City Guide – Addis Ababa, Ethiopia
Fly direct to Addis Ababa from Johannesburg with SAA code-share partner, and Star Alliance member, Ethiopian Airlines. Visit flysaa.com
When to go
Ethiopia can be visited year-round. Peak season is from October to January and the shoulder season stretches until May. The rainy season washes over the central region and northern highlands in July and August.
Amharic is the official national language of Ethiopia. English, Arabic, Italian and French are widely spoken by many Ethiopians
Currency & Costs
While accommodation, park fees, public transport, local food and coffee are inexpensive, car hire, private guides and organised tours can be pricey. Budget around R650, or $45, per day if you’re travelling independently. South Africans, residents of the European Union and 12 other countries are issued a tourist visa on arrival ($50).
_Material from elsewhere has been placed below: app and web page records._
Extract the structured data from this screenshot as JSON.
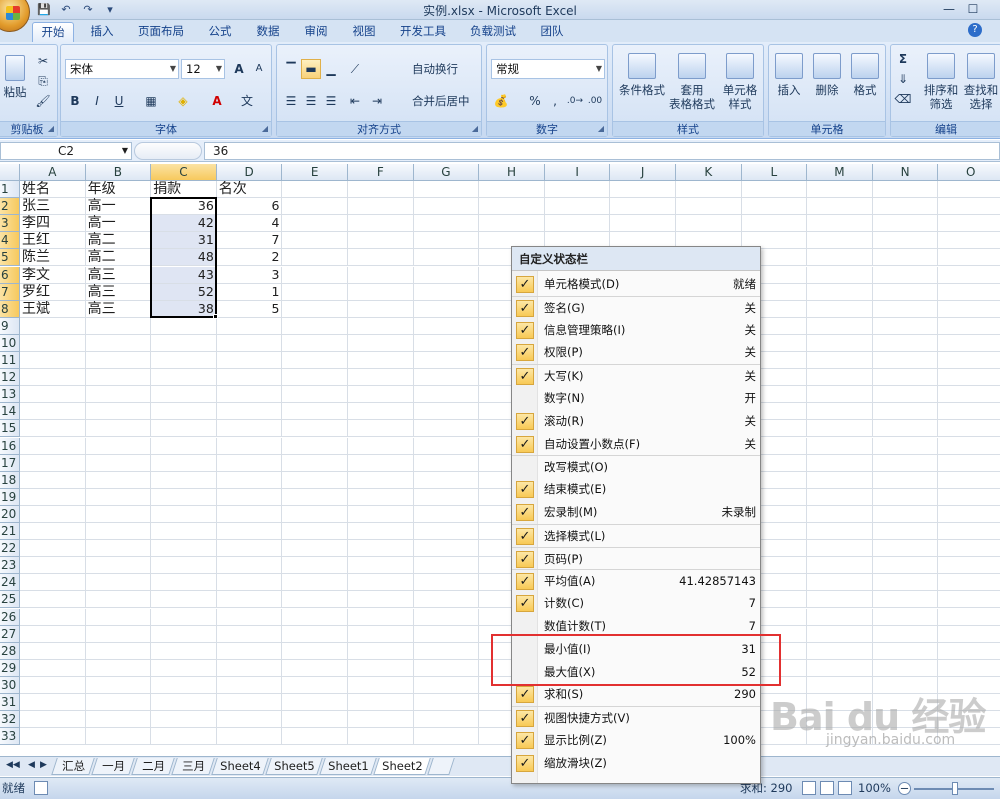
{
  "window": {
    "title": "实例.xlsx - Microsoft Excel",
    "minimize": "—",
    "maximize": "☐"
  },
  "ribbon_tabs": [
    "开始",
    "插入",
    "页面布局",
    "公式",
    "数据",
    "审阅",
    "视图",
    "开发工具",
    "负载测试",
    "团队"
  ],
  "ribbon": {
    "clipboard": {
      "paste": "粘贴",
      "label": "剪贴板"
    },
    "font": {
      "name": "宋体",
      "size": "12",
      "label": "字体",
      "bold": "B",
      "italic": "I",
      "underline": "U",
      "grow": "A",
      "shrink": "A"
    },
    "alignment": {
      "wrap": "自动换行",
      "merge": "合并后居中",
      "label": "对齐方式"
    },
    "number": {
      "format": "常规",
      "percent": "%",
      "comma": ",",
      "label": "数字"
    },
    "styles": {
      "conditional": "条件格式",
      "table1": "套用",
      "table2": "表格格式",
      "cell1": "单元格",
      "cell2": "样式",
      "label": "样式"
    },
    "cells": {
      "insert": "插入",
      "delete": "删除",
      "format": "格式",
      "label": "单元格"
    },
    "editing": {
      "sum": "Σ",
      "sort1": "排序和",
      "sort2": "筛选",
      "find1": "查找和",
      "find2": "选择",
      "label": "编辑"
    }
  },
  "formula_bar": {
    "name_box": "C2",
    "value": "36"
  },
  "columns": [
    "A",
    "B",
    "C",
    "D",
    "E",
    "F",
    "G",
    "H",
    "I",
    "J",
    "K",
    "L",
    "M",
    "N",
    "O"
  ],
  "rows": [
    "1",
    "2",
    "3",
    "4",
    "5",
    "6",
    "7",
    "8",
    "9",
    "10",
    "11",
    "12",
    "13",
    "14",
    "15",
    "16",
    "17",
    "18",
    "19",
    "20",
    "21",
    "22",
    "23",
    "24",
    "25",
    "26",
    "27",
    "28",
    "29",
    "30",
    "31",
    "32",
    "33"
  ],
  "sheet": {
    "header": [
      "姓名",
      "年级",
      "捐款",
      "名次"
    ],
    "data": [
      [
        "张三",
        "高一",
        "36",
        "6"
      ],
      [
        "李四",
        "高一",
        "42",
        "4"
      ],
      [
        "王红",
        "高二",
        "31",
        "7"
      ],
      [
        "陈兰",
        "高二",
        "48",
        "2"
      ],
      [
        "李文",
        "高三",
        "43",
        "3"
      ],
      [
        "罗红",
        "高三",
        "52",
        "1"
      ],
      [
        "王斌",
        "高三",
        "38",
        "5"
      ]
    ]
  },
  "sheet_tabs": [
    "汇总",
    "一月",
    "二月",
    "三月",
    "Sheet4",
    "Sheet5",
    "Sheet1",
    "Sheet2"
  ],
  "status_bar": {
    "mode": "就绪",
    "sum": "求和: 290",
    "zoom": "100%"
  },
  "context_menu": {
    "title": "自定义状态栏",
    "check_glyph": "✓",
    "items": [
      {
        "label": "单元格模式(D)",
        "value": "就绪",
        "checked": true
      },
      {
        "label": "签名(G)",
        "value": "关",
        "checked": true
      },
      {
        "label": "信息管理策略(I)",
        "value": "关",
        "checked": true
      },
      {
        "label": "权限(P)",
        "value": "关",
        "checked": true
      },
      {
        "label": "大写(K)",
        "value": "关",
        "checked": true
      },
      {
        "label": "数字(N)",
        "value": "开",
        "checked": false
      },
      {
        "label": "滚动(R)",
        "value": "关",
        "checked": true
      },
      {
        "label": "自动设置小数点(F)",
        "value": "关",
        "checked": true
      },
      {
        "label": "改写模式(O)",
        "value": "",
        "checked": false
      },
      {
        "label": "结束模式(E)",
        "value": "",
        "checked": true
      },
      {
        "label": "宏录制(M)",
        "value": "未录制",
        "checked": true
      },
      {
        "label": "选择模式(L)",
        "value": "",
        "checked": true
      },
      {
        "label": "页码(P)",
        "value": "",
        "checked": true
      },
      {
        "label": "平均值(A)",
        "value": "41.42857143",
        "checked": true
      },
      {
        "label": "计数(C)",
        "value": "7",
        "checked": true
      },
      {
        "label": "数值计数(T)",
        "value": "7",
        "checked": false
      },
      {
        "label": "最小值(I)",
        "value": "31",
        "checked": false
      },
      {
        "label": "最大值(X)",
        "value": "52",
        "checked": false
      },
      {
        "label": "求和(S)",
        "value": "290",
        "checked": true
      },
      {
        "label": "视图快捷方式(V)",
        "value": "",
        "checked": true
      },
      {
        "label": "显示比例(Z)",
        "value": "100%",
        "checked": true
      },
      {
        "label": "缩放滑块(Z)",
        "value": "",
        "checked": true
      }
    ]
  },
  "watermark": {
    "brand": "Bai du 经验",
    "url": "jingyan.baidu.com"
  },
  "colors": {
    "accent": "#15428b",
    "highlight": "#e23030",
    "check": "#f8c955"
  }
}
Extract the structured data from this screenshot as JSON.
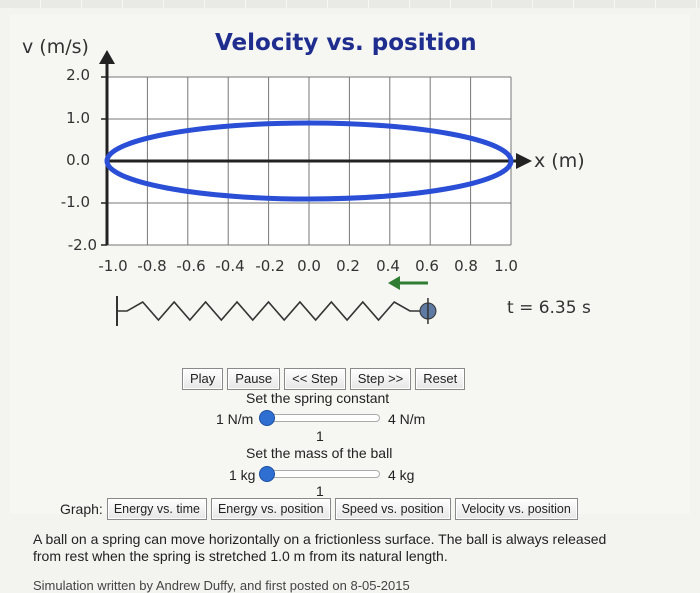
{
  "graph": {
    "title": "Velocity vs. position",
    "y_axis_label": "v (m/s)",
    "x_axis_label": "x (m)",
    "y_ticks": [
      "2.0",
      "1.0",
      "0.0",
      "-1.0",
      "-2.0"
    ],
    "x_ticks": [
      "-1.0",
      "-0.8",
      "-0.6",
      "-0.4",
      "-0.2",
      "0.0",
      "0.2",
      "0.4",
      "0.6",
      "0.8",
      "1.0"
    ],
    "curve_color": "#2a4fd6"
  },
  "simulation": {
    "time_readout": "t = 6.35 s",
    "ball_position_m": 0.8,
    "direction": "left"
  },
  "controls": {
    "play": "Play",
    "pause": "Pause",
    "step_back": "<< Step",
    "step_forward": "Step >>",
    "reset": "Reset"
  },
  "spring_slider": {
    "title": "Set the spring constant",
    "min_label": "1 N/m",
    "max_label": "4 N/m",
    "value": "1"
  },
  "mass_slider": {
    "title": "Set the mass of the ball",
    "min_label": "1 kg",
    "max_label": "4 kg",
    "value": "1"
  },
  "graph_selector": {
    "label": "Graph:",
    "options": [
      "Energy vs. time",
      "Energy vs. position",
      "Speed vs. position",
      "Velocity vs. position"
    ]
  },
  "description": "A ball on a spring can move horizontally on a frictionless surface. The ball is always released from rest when the spring is stretched 1.0 m from its natural length.",
  "credit": "Simulation written by Andrew Duffy, and first posted on 8-05-2015"
}
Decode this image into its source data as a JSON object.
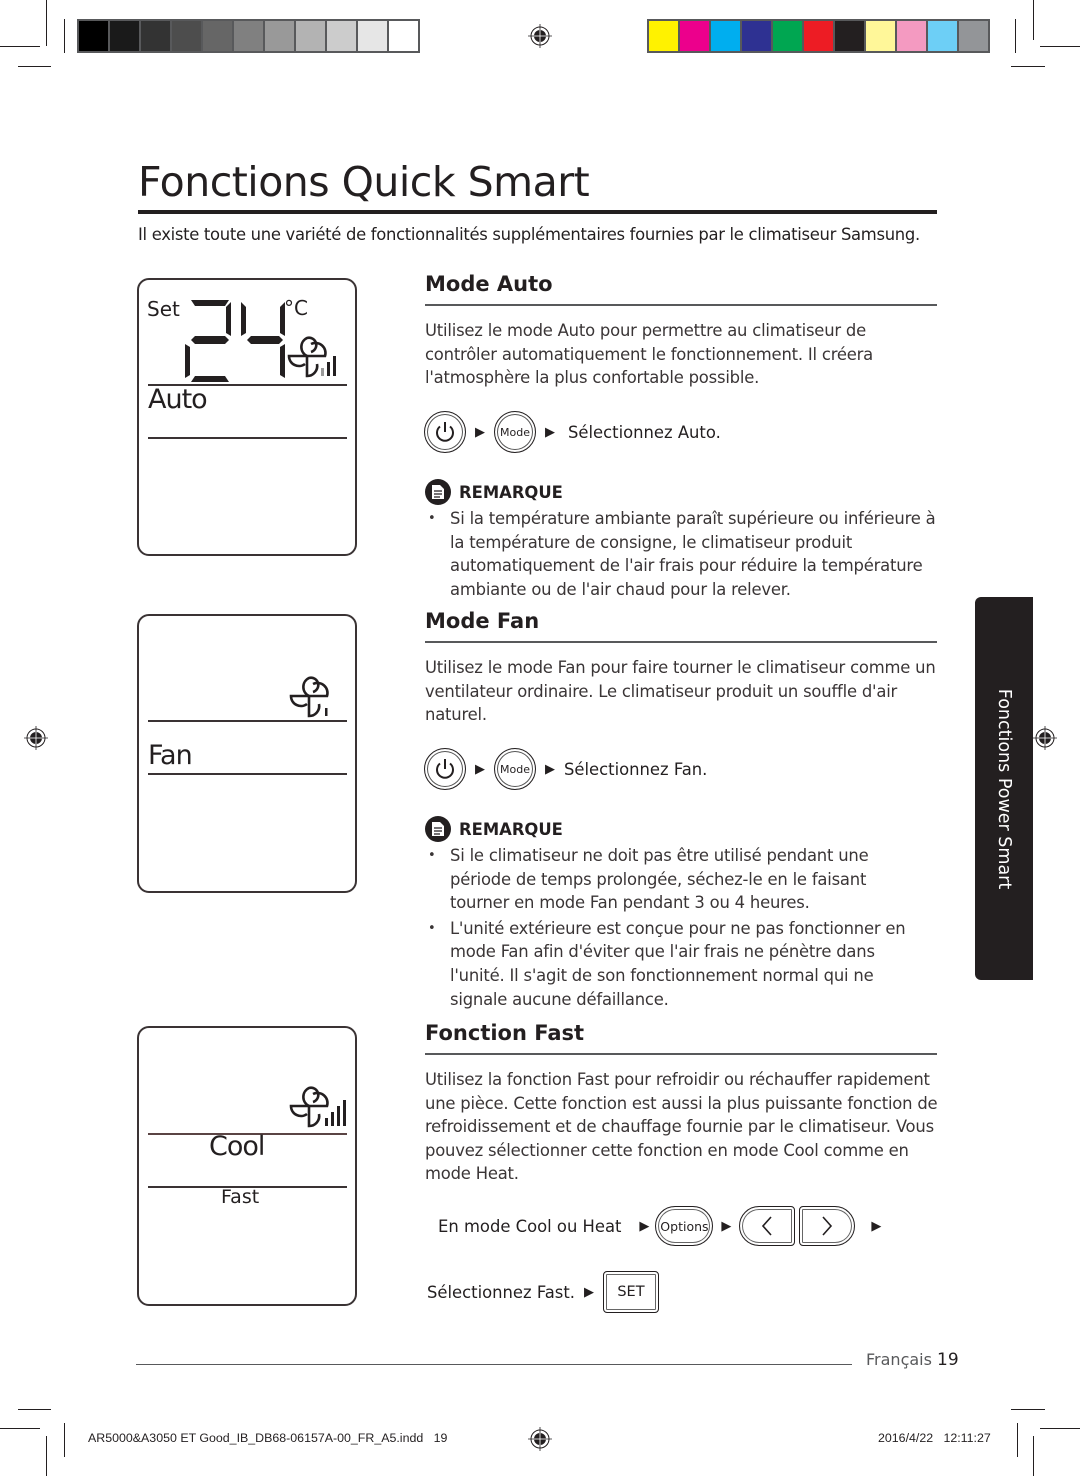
{
  "printer_marks": {
    "grayscale_swatches": [
      "#000000",
      "#1a1a1a",
      "#333333",
      "#4d4d4d",
      "#666666",
      "#808080",
      "#999999",
      "#b3b3b3",
      "#cccccc",
      "#e6e6e6",
      "#ffffff"
    ],
    "color_swatches": [
      "#fff200",
      "#ec008c",
      "#00aeef",
      "#2e3192",
      "#00a651",
      "#ed1c24",
      "#231f20",
      "#fff799",
      "#f49ac1",
      "#6dcff6",
      "#939598"
    ]
  },
  "page": {
    "title": "Fonctions Quick Smart",
    "intro": "Il existe toute une variété de fonctionnalités supplémentaires fournies par le climatiseur Samsung."
  },
  "displays": {
    "auto": {
      "set_label": "Set",
      "temperature": "24",
      "unit": "°C",
      "mode": "Auto",
      "fan_level_bars": 3,
      "fan_level_active": 1
    },
    "fan": {
      "mode": "Fan",
      "fan_level_bars": 1
    },
    "cool": {
      "mode": "Cool",
      "option": "Fast",
      "fan_level_bars": 4
    }
  },
  "sections": {
    "auto": {
      "title": "Mode Auto",
      "description": "Utilisez le mode Auto pour permettre au climatiseur de contrôler automatiquement le fonctionnement. Il créera l'atmosphère la plus confortable possible.",
      "step_button": "Mode",
      "step_text": "Sélectionnez Auto.",
      "remark_label": "REMARQUE",
      "remarks": [
        "Si la température ambiante paraît supérieure ou inférieure à la température de consigne, le climatiseur produit automatiquement de l'air frais pour réduire la température ambiante ou de l'air chaud pour la relever."
      ]
    },
    "fan": {
      "title": "Mode Fan",
      "description": "Utilisez le mode Fan pour faire tourner le climatiseur comme un ventilateur ordinaire. Le climatiseur produit un souffle d'air naturel.",
      "step_button": "Mode",
      "step_text": "Sélectionnez Fan.",
      "remark_label": "REMARQUE",
      "remarks": [
        "Si le climatiseur ne doit pas être utilisé pendant une période de temps prolongée, séchez-le en le faisant tourner en mode Fan pendant 3 ou 4 heures.",
        "L'unité extérieure est conçue pour ne pas fonctionner en mode Fan afin d'éviter que l'air frais ne pénètre dans l'unité. Il s'agit de son fonctionnement normal qui ne signale aucune défaillance."
      ]
    },
    "fast": {
      "title": "Fonction Fast",
      "description": "Utilisez la fonction Fast pour refroidir ou réchauffer rapidement une pièce. Cette fonction est aussi la plus puissante fonction de refroidissement et de chauffage fournie par le climatiseur. Vous pouvez sélectionner cette fonction en mode Cool comme en mode Heat.",
      "step1_text": "En mode Cool ou Heat",
      "options_button": "Options",
      "left_button": "<",
      "right_button": ">",
      "step2_text": "Sélectionnez Fast.",
      "set_button": "SET"
    }
  },
  "side_tab": {
    "label": "Fonctions Power Smart"
  },
  "footer": {
    "language": "Français",
    "page_number": "19",
    "slug_file": "AR5000&A3050 ET Good_IB_DB68-06157A-00_FR_A5.indd   19",
    "slug_date": "2016/4/22   12:11:27"
  }
}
While no compulsory injections are required, areas below 2 000m below seal level (especially in the southern Rift Valley and Omo region) carry the risk of malaria. It’s not found in Addis Ababa, Gondar, Lalibela or Bishoftu. Bottled or filtered water is advisable.
Read this useful list of safety tips for Addis Ababa by Lonely Planet.
Daily flights to remote parts of the country save time. Use tuk-tuks, blue-and-white minibuses or local busses in towns. An organised 4×4 expedition is an easier way to travel between mountainous cities and within national parks. Skybus or Selam overland coach services are recommended.
Internet cafes are everywhere in Addis Ababa and other major towns and are fairly easy to come by in smaller places that see few tourists. Most are open 8am to 8pm Monday to Saturday; many open with limited hours on Sunday. Most, however, come and go with monotonous regularity and few last the distance.
In-room wi-fi is increasingly common in most hotels, including most budget hotels. Before you get too excited, remember that internet connections in Ethiopia can be among the worst on the continent as bandwidth is often insufficient, although things are slowly improving.
The Ethiopian government is highly suspicious of the internet. Opposition websites and others critical of the government are frequently blocked. During the unrest in 2016, all social media (Twitter, Facebook, Skype, etc) was completely blocked, and although most Ethiopians managed to find ways around the ban, that option was not easy for casual visitors.
What to eat
Orthodox Ethiopians eat vegan on Wednesdays, Fridays and religious holidays, which has popularised Bayenetu – a gluten-free platter of injera, made of fermented teff flour, laden with a rainbow of Shiro (chickpea paste) and Wats (vegetarian sauces and stews) that is eaten communally. Meat lovers can order tibs (marinated meat). After washing your hands over a metal bowl at your table, remember to eat with your right hand. International cuisine is widely available at most hotels and restaurants, though it’s more expensive.